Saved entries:
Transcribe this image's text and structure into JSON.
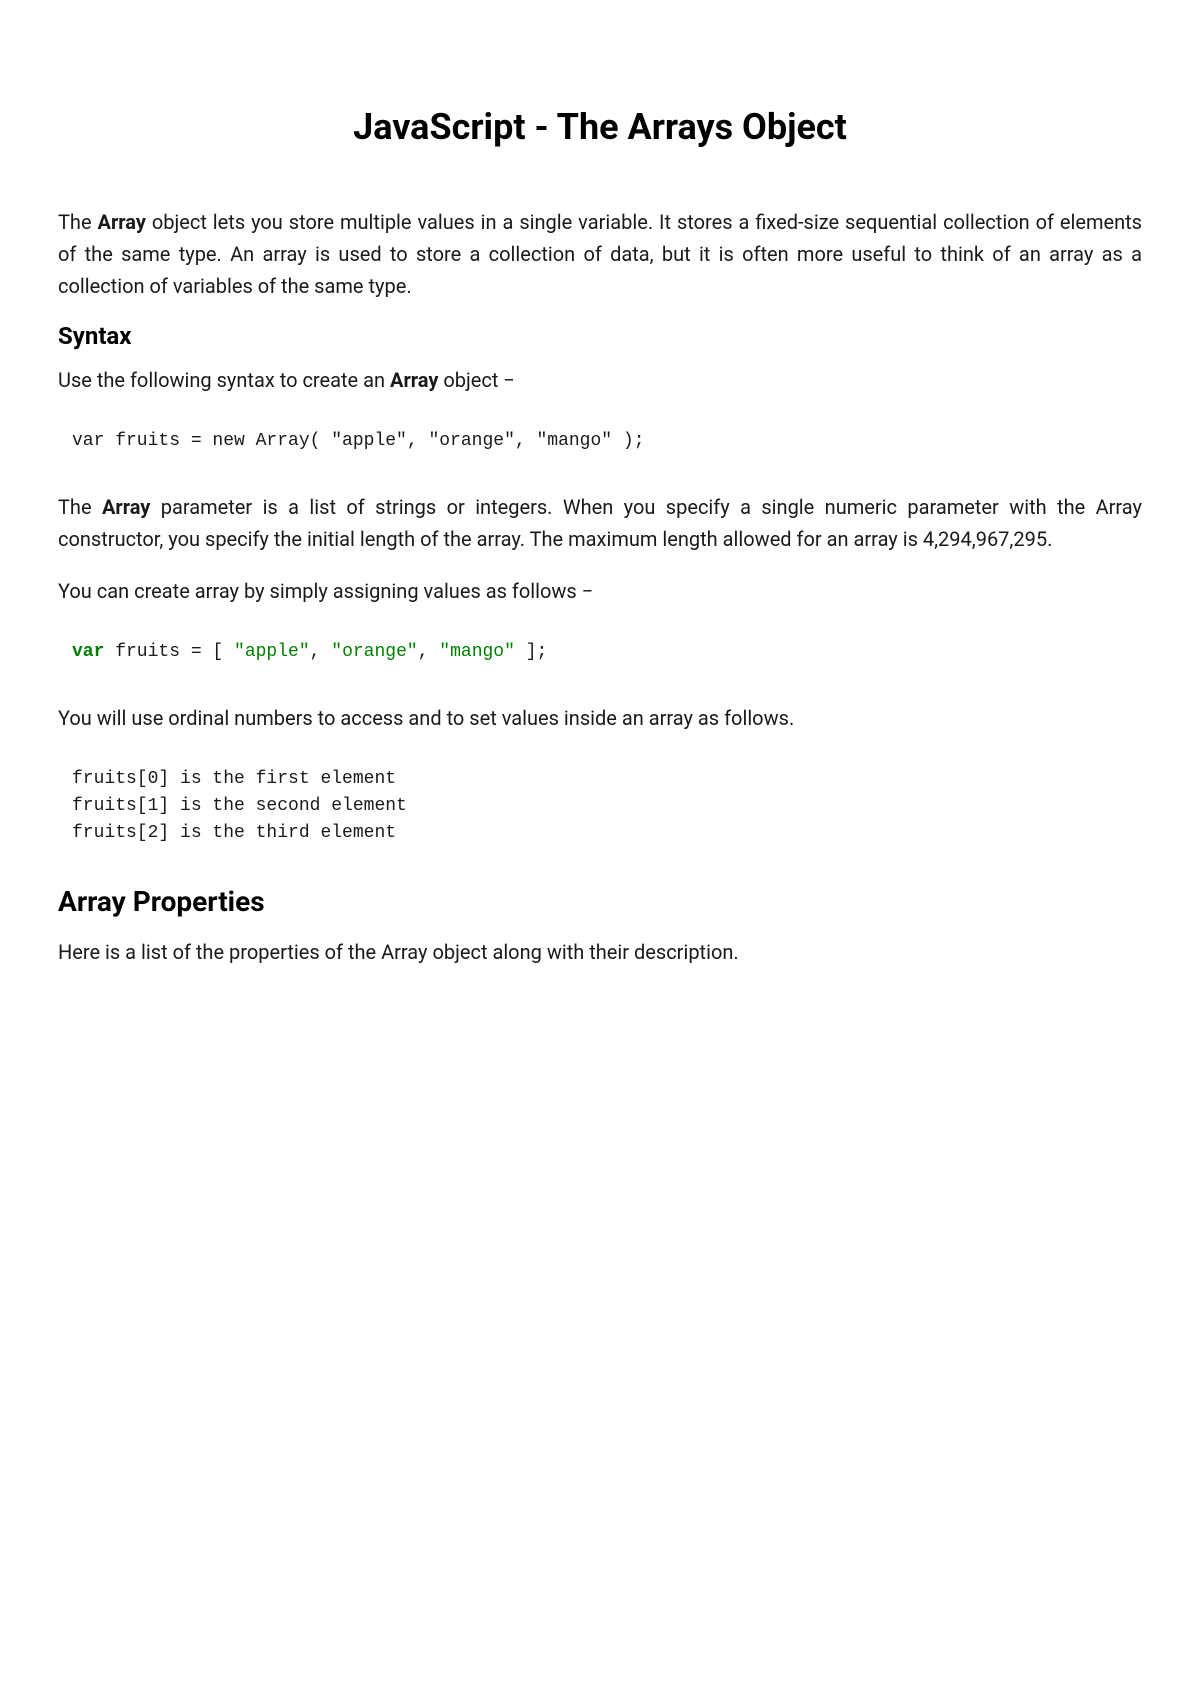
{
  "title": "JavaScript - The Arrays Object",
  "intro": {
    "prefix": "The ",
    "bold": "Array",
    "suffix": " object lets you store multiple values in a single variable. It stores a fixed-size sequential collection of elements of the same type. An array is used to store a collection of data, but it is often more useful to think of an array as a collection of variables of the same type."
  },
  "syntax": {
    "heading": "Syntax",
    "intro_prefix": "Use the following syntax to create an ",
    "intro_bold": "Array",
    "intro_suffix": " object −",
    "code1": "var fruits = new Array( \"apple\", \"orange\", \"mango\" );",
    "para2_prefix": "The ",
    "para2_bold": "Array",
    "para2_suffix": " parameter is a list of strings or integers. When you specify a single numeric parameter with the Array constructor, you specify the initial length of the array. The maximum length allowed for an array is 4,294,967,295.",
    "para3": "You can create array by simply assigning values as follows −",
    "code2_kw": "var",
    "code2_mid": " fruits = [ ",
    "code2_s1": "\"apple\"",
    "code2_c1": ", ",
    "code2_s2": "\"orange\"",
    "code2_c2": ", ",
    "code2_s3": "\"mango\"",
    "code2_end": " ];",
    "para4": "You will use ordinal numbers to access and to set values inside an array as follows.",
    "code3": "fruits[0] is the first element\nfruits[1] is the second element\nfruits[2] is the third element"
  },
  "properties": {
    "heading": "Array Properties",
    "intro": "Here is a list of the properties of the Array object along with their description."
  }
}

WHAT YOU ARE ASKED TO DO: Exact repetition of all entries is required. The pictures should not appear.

REPLY:
Transcribe this image's text and structure into JSON.
{
  "title": "JavaScript - The Arrays Object",
  "intro": {
    "prefix": "The ",
    "bold": "Array",
    "suffix": " object lets you store multiple values in a single variable. It stores a fixed-size sequential collection of elements of the same type. An array is used to store a collection of data, but it is often more useful to think of an array as a collection of variables of the same type."
  },
  "syntax": {
    "heading": "Syntax",
    "intro_prefix": "Use the following syntax to create an ",
    "intro_bold": "Array",
    "intro_suffix": " object −",
    "code1": "var fruits = new Array( \"apple\", \"orange\", \"mango\" );",
    "para2_prefix": "The ",
    "para2_bold": "Array",
    "para2_suffix": " parameter is a list of strings or integers. When you specify a single numeric parameter with the Array constructor, you specify the initial length of the array. The maximum length allowed for an array is 4,294,967,295.",
    "para3": "You can create array by simply assigning values as follows −",
    "code2_kw": "var",
    "code2_mid": " fruits = [ ",
    "code2_s1": "\"apple\"",
    "code2_c1": ", ",
    "code2_s2": "\"orange\"",
    "code2_c2": ", ",
    "code2_s3": "\"mango\"",
    "code2_end": " ];",
    "para4": "You will use ordinal numbers to access and to set values inside an array as follows.",
    "code3": "fruits[0] is the first element\nfruits[1] is the second element\nfruits[2] is the third element"
  },
  "properties": {
    "heading": "Array Properties",
    "intro": "Here is a list of the properties of the Array object along with their description."
  }
}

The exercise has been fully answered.